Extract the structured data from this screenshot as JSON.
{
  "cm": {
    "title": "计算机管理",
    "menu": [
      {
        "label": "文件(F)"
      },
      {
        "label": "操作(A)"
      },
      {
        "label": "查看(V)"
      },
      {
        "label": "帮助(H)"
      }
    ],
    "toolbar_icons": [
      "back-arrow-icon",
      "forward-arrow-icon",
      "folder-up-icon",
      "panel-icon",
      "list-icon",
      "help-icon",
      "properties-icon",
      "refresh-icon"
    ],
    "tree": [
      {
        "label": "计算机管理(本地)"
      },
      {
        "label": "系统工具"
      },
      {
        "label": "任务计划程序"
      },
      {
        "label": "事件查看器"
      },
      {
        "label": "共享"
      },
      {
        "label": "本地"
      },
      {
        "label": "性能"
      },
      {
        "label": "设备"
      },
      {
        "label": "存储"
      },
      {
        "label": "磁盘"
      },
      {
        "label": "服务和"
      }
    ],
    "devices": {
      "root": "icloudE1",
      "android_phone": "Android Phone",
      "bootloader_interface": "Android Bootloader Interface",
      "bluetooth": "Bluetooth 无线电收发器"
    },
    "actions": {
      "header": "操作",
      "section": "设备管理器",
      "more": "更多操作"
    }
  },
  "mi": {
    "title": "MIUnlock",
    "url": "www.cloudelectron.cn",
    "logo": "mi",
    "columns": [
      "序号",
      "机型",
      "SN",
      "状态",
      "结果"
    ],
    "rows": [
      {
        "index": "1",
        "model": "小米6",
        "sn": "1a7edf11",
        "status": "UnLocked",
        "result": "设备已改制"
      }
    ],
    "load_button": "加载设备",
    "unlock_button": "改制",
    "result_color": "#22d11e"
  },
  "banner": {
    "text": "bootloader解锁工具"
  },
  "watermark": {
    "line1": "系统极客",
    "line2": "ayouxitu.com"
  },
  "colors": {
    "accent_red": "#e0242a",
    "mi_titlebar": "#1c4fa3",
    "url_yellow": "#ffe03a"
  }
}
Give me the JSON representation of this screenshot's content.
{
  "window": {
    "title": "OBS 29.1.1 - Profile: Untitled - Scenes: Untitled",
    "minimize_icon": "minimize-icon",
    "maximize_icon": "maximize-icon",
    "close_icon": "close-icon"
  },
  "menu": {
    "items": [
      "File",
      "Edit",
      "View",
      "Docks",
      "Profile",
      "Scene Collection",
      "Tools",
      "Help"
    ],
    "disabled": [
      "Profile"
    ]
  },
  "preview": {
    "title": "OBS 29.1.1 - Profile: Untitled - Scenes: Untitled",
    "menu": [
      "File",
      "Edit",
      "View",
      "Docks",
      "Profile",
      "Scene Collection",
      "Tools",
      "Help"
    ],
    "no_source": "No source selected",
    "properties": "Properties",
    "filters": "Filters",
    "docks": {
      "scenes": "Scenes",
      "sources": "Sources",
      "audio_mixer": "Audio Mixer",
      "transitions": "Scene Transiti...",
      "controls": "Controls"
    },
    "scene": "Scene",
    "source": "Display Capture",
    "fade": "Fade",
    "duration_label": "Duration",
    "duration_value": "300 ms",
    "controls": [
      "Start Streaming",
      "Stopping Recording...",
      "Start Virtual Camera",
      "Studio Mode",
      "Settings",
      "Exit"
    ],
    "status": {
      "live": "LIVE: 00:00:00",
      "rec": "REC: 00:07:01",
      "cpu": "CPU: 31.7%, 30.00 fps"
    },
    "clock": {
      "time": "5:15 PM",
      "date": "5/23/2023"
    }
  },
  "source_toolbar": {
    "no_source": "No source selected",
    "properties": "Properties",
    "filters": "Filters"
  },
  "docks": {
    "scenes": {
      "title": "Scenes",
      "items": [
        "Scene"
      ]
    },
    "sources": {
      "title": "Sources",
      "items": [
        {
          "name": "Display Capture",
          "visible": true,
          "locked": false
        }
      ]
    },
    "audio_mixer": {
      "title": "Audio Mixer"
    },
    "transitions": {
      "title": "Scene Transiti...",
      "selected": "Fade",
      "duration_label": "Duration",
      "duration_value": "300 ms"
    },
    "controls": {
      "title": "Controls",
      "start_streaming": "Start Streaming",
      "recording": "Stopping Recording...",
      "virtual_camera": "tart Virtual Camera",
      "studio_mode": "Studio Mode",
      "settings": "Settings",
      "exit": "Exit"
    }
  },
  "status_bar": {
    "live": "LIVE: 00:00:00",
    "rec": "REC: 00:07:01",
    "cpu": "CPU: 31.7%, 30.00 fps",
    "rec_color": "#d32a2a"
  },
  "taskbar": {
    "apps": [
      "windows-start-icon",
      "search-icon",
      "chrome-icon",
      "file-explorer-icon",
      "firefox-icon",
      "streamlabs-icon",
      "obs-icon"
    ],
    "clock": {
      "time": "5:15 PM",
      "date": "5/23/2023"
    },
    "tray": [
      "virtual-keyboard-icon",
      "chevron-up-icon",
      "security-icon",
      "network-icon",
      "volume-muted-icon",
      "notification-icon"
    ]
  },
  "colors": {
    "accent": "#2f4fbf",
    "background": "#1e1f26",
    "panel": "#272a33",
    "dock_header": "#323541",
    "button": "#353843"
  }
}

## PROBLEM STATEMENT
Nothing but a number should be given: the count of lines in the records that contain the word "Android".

## ANSWER AREA
2